## [Exercise instructions]
Everything in the listing below has to be repeated exactly, except the pictures.

## [Entries supplied]

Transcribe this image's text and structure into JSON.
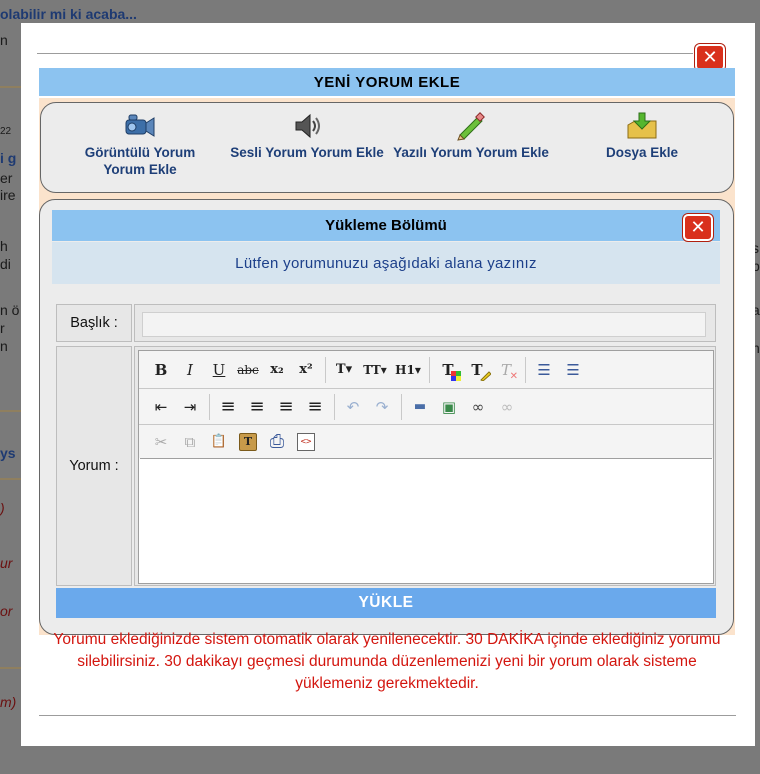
{
  "background": {
    "top_text": "olabilir mi ki acaba...",
    "fragments": [
      "n",
      "22",
      "i g",
      "er",
      "ire",
      "h",
      "di",
      "n ö",
      "r",
      "n",
      "ys",
      ")",
      "ur",
      "or",
      "m)",
      "s",
      "b",
      "a",
      "n"
    ]
  },
  "modal": {
    "title": "YENİ YORUM EKLE",
    "close_label": "✕",
    "tools": [
      {
        "label": "Görüntülü Yorum Yorum Ekle",
        "icon": "video-camera-icon"
      },
      {
        "label": "Sesli Yorum Yorum Ekle",
        "icon": "speaker-icon"
      },
      {
        "label": "Yazılı Yorum Yorum Ekle",
        "icon": "pencil-icon"
      },
      {
        "label": "Dosya Ekle",
        "icon": "download-folder-icon"
      }
    ],
    "upload": {
      "title": "Yükleme Bölümü",
      "instruction": "Lütfen yorumunuzu aşağıdaki alana yazınız",
      "title_label": "Başlık :",
      "title_value": "",
      "comment_label": "Yorum :",
      "submit_label": "YÜKLE"
    },
    "notice": "Yorumu eklediğinizde sistem otomatik olarak yenilenecektir. 30 DAKİKA içinde eklediğiniz yorumu silebilirsiniz. 30 dakikayı geçmesi durumunda düzenlemenizi yeni bir yorum olarak sisteme yüklemeniz gerekmektedir."
  },
  "toolbar": {
    "row1": [
      {
        "name": "bold-button",
        "glyph": "B"
      },
      {
        "name": "italic-button",
        "glyph": "I"
      },
      {
        "name": "underline-button",
        "glyph": "U"
      },
      {
        "name": "strikethrough-button",
        "glyph": "abc"
      },
      {
        "name": "subscript-button",
        "glyph": "x₂"
      },
      {
        "name": "superscript-button",
        "glyph": "x²"
      },
      {
        "name": "font-family-button",
        "glyph": "T▾"
      },
      {
        "name": "font-size-button",
        "glyph": "TT▾"
      },
      {
        "name": "heading-button",
        "glyph": "H1▾"
      },
      {
        "name": "text-color-button",
        "glyph": "T"
      },
      {
        "name": "highlight-button",
        "glyph": "T"
      },
      {
        "name": "clear-format-button",
        "glyph": "T"
      },
      {
        "name": "bullet-list-button",
        "glyph": "☰"
      },
      {
        "name": "numbered-list-button",
        "glyph": "☰"
      }
    ],
    "row2": [
      {
        "name": "outdent-button",
        "glyph": "⇤"
      },
      {
        "name": "indent-button",
        "glyph": "⇥"
      },
      {
        "name": "align-left-button",
        "glyph": "≡"
      },
      {
        "name": "align-center-button",
        "glyph": "≡"
      },
      {
        "name": "align-right-button",
        "glyph": "≡"
      },
      {
        "name": "justify-button",
        "glyph": "≡"
      },
      {
        "name": "undo-button",
        "glyph": "↶"
      },
      {
        "name": "redo-button",
        "glyph": "↷"
      },
      {
        "name": "horizontal-rule-button",
        "glyph": "▬"
      },
      {
        "name": "insert-image-button",
        "glyph": "▣"
      },
      {
        "name": "insert-link-button",
        "glyph": "∞"
      },
      {
        "name": "remove-link-button",
        "glyph": "∞"
      }
    ],
    "row3": [
      {
        "name": "cut-button",
        "glyph": "✂"
      },
      {
        "name": "copy-button",
        "glyph": "⧉"
      },
      {
        "name": "paste-button",
        "glyph": "📋"
      },
      {
        "name": "paste-text-button",
        "glyph": "T"
      },
      {
        "name": "print-button",
        "glyph": "⎙"
      },
      {
        "name": "source-button",
        "glyph": "<>"
      }
    ]
  },
  "colors": {
    "header_blue": "#8cc3f0",
    "button_blue": "#6aa9ec",
    "close_red": "#d9301c",
    "notice_red": "#d3150e",
    "link_blue": "#1e3f78"
  }
}
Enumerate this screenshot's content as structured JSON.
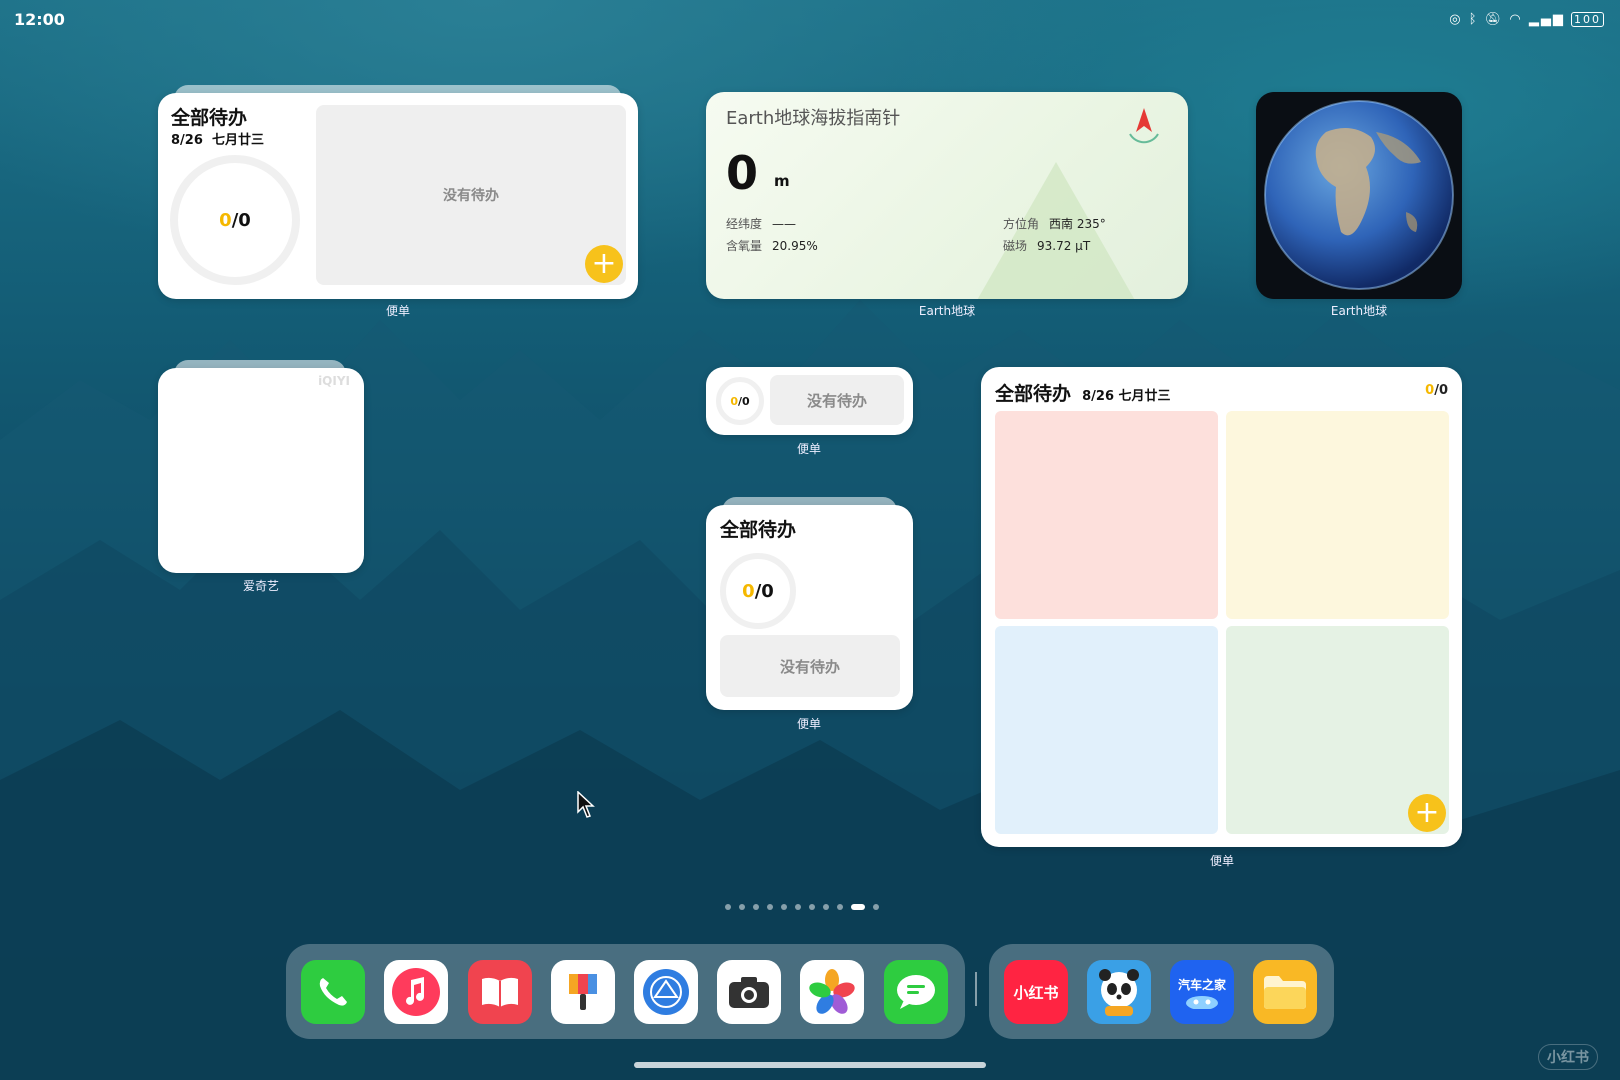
{
  "status_bar": {
    "time": "12:00",
    "battery": "100"
  },
  "widgets": {
    "notes_large_top": {
      "title": "全部待办",
      "date_num": "8/26",
      "date_lunar": "七月廿三",
      "ratio_done": "0",
      "ratio_total": "/0",
      "empty_text": "没有待办",
      "label": "便单"
    },
    "earth_altitude": {
      "title": "Earth地球海拔指南针",
      "altitude_value": "0",
      "altitude_unit": "m",
      "latlon_key": "经纬度",
      "latlon_value": "——",
      "oxygen_key": "含氧量",
      "oxygen_value": "20.95%",
      "azimuth_key": "方位角",
      "azimuth_value": "西南 235°",
      "magnetic_key": "磁场",
      "magnetic_value": "93.72 μT",
      "label": "Earth地球"
    },
    "earth_globe": {
      "label": "Earth地球"
    },
    "iqiyi": {
      "label": "爱奇艺"
    },
    "notes_small": {
      "ratio_done": "0",
      "ratio_total": "/0",
      "empty_text": "没有待办",
      "label": "便单"
    },
    "notes_medium": {
      "title": "全部待办",
      "ratio_done": "0",
      "ratio_total": "/0",
      "empty_text": "没有待办",
      "label": "便单"
    },
    "notes_large_right": {
      "title": "全部待办",
      "date": "8/26 七月廿三",
      "ratio_done": "0",
      "ratio_total": "/0",
      "label": "便单"
    }
  },
  "page_indicator": {
    "count": 11,
    "active_index": 9
  },
  "dock": {
    "apps": [
      {
        "name": "phone-app",
        "color": "#2ecc40"
      },
      {
        "name": "music-app",
        "color": "#ffffff"
      },
      {
        "name": "books-app",
        "color": "#f0444f"
      },
      {
        "name": "themes-app",
        "color": "#ffffff"
      },
      {
        "name": "browser-app",
        "color": "#ffffff"
      },
      {
        "name": "camera-app",
        "color": "#ffffff"
      },
      {
        "name": "gallery-app",
        "color": "#ffffff"
      },
      {
        "name": "messages-app",
        "color": "#2ecc40"
      }
    ],
    "recent_apps": [
      {
        "name": "xiaohongshu-app",
        "text": "小红书",
        "color": "#ff2442"
      },
      {
        "name": "panda-game-app",
        "color": "#3aa0e6"
      },
      {
        "name": "autohome-app",
        "text": "汽车之家",
        "color": "#1f63f0"
      },
      {
        "name": "files-app",
        "color": "#f9b825"
      }
    ]
  },
  "watermark": "小红书"
}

## [Output]
Transcribe this image's text and structure into JSON.
{
  "background": {
    "top_text": "olabilir mi ki acaba...",
    "fragments": [
      "n",
      "22",
      "i g",
      "er",
      "ire",
      "h",
      "di",
      "n ö",
      "r",
      "n",
      "ys",
      ")",
      "ur",
      "or",
      "m)",
      "s",
      "b",
      "a",
      "n"
    ]
  },
  "modal": {
    "title": "YENİ YORUM EKLE",
    "close_label": "✕",
    "tools": [
      {
        "label": "Görüntülü Yorum Yorum Ekle",
        "icon": "video-camera-icon"
      },
      {
        "label": "Sesli Yorum Yorum Ekle",
        "icon": "speaker-icon"
      },
      {
        "label": "Yazılı Yorum Yorum Ekle",
        "icon": "pencil-icon"
      },
      {
        "label": "Dosya Ekle",
        "icon": "download-folder-icon"
      }
    ],
    "upload": {
      "title": "Yükleme Bölümü",
      "instruction": "Lütfen yorumunuzu aşağıdaki alana yazınız",
      "title_label": "Başlık :",
      "title_value": "",
      "comment_label": "Yorum :",
      "submit_label": "YÜKLE"
    },
    "notice": "Yorumu eklediğinizde sistem otomatik olarak yenilenecektir. 30 DAKİKA içinde eklediğiniz yorumu silebilirsiniz. 30 dakikayı geçmesi durumunda düzenlemenizi yeni bir yorum olarak sisteme yüklemeniz gerekmektedir."
  },
  "toolbar": {
    "row1": [
      {
        "name": "bold-button",
        "glyph": "B"
      },
      {
        "name": "italic-button",
        "glyph": "I"
      },
      {
        "name": "underline-button",
        "glyph": "U"
      },
      {
        "name": "strikethrough-button",
        "glyph": "abc"
      },
      {
        "name": "subscript-button",
        "glyph": "x₂"
      },
      {
        "name": "superscript-button",
        "glyph": "x²"
      },
      {
        "name": "font-family-button",
        "glyph": "T▾"
      },
      {
        "name": "font-size-button",
        "glyph": "TT▾"
      },
      {
        "name": "heading-button",
        "glyph": "H1▾"
      },
      {
        "name": "text-color-button",
        "glyph": "T"
      },
      {
        "name": "highlight-button",
        "glyph": "T"
      },
      {
        "name": "clear-format-button",
        "glyph": "T"
      },
      {
        "name": "bullet-list-button",
        "glyph": "☰"
      },
      {
        "name": "numbered-list-button",
        "glyph": "☰"
      }
    ],
    "row2": [
      {
        "name": "outdent-button",
        "glyph": "⇤"
      },
      {
        "name": "indent-button",
        "glyph": "⇥"
      },
      {
        "name": "align-left-button",
        "glyph": "≡"
      },
      {
        "name": "align-center-button",
        "glyph": "≡"
      },
      {
        "name": "align-right-button",
        "glyph": "≡"
      },
      {
        "name": "justify-button",
        "glyph": "≡"
      },
      {
        "name": "undo-button",
        "glyph": "↶"
      },
      {
        "name": "redo-button",
        "glyph": "↷"
      },
      {
        "name": "horizontal-rule-button",
        "glyph": "▬"
      },
      {
        "name": "insert-image-button",
        "glyph": "▣"
      },
      {
        "name": "insert-link-button",
        "glyph": "∞"
      },
      {
        "name": "remove-link-button",
        "glyph": "∞"
      }
    ],
    "row3": [
      {
        "name": "cut-button",
        "glyph": "✂"
      },
      {
        "name": "copy-button",
        "glyph": "⧉"
      },
      {
        "name": "paste-button",
        "glyph": "📋"
      },
      {
        "name": "paste-text-button",
        "glyph": "T"
      },
      {
        "name": "print-button",
        "glyph": "⎙"
      },
      {
        "name": "source-button",
        "glyph": "<>"
      }
    ]
  },
  "colors": {
    "header_blue": "#8cc3f0",
    "button_blue": "#6aa9ec",
    "close_red": "#d9301c",
    "notice_red": "#d3150e",
    "link_blue": "#1e3f78"
  }
}
Enumerate this screenshot's content as structured JSON.
{
  "status_bar": {
    "time": "12:00",
    "battery": "100"
  },
  "widgets": {
    "notes_large_top": {
      "title": "全部待办",
      "date_num": "8/26",
      "date_lunar": "七月廿三",
      "ratio_done": "0",
      "ratio_total": "/0",
      "empty_text": "没有待办",
      "label": "便单"
    },
    "earth_altitude": {
      "title": "Earth地球海拔指南针",
      "altitude_value": "0",
      "altitude_unit": "m",
      "latlon_key": "经纬度",
      "latlon_value": "——",
      "oxygen_key": "含氧量",
      "oxygen_value": "20.95%",
      "azimuth_key": "方位角",
      "azimuth_value": "西南 235°",
      "magnetic_key": "磁场",
      "magnetic_value": "93.72 μT",
      "label": "Earth地球"
    },
    "earth_globe": {
      "label": "Earth地球"
    },
    "iqiyi": {
      "label": "爱奇艺"
    },
    "notes_small": {
      "ratio_done": "0",
      "ratio_total": "/0",
      "empty_text": "没有待办",
      "label": "便单"
    },
    "notes_medium": {
      "title": "全部待办",
      "ratio_done": "0",
      "ratio_total": "/0",
      "empty_text": "没有待办",
      "label": "便单"
    },
    "notes_large_right": {
      "title": "全部待办",
      "date": "8/26 七月廿三",
      "ratio_done": "0",
      "ratio_total": "/0",
      "label": "便单"
    }
  },
  "page_indicator": {
    "count": 11,
    "active_index": 9
  },
  "dock": {
    "apps": [
      {
        "name": "phone-app",
        "color": "#2ecc40"
      },
      {
        "name": "music-app",
        "color": "#ffffff"
      },
      {
        "name": "books-app",
        "color": "#f0444f"
      },
      {
        "name": "themes-app",
        "color": "#ffffff"
      },
      {
        "name": "browser-app",
        "color": "#ffffff"
      },
      {
        "name": "camera-app",
        "color": "#ffffff"
      },
      {
        "name": "gallery-app",
        "color": "#ffffff"
      },
      {
        "name": "messages-app",
        "color": "#2ecc40"
      }
    ],
    "recent_apps": [
      {
        "name": "xiaohongshu-app",
        "text": "小红书",
        "color": "#ff2442"
      },
      {
        "name": "panda-game-app",
        "color": "#3aa0e6"
      },
      {
        "name": "autohome-app",
        "text": "汽车之家",
        "color": "#1f63f0"
      },
      {
        "name": "files-app",
        "color": "#f9b825"
      }
    ]
  },
  "watermark": "小红书"
}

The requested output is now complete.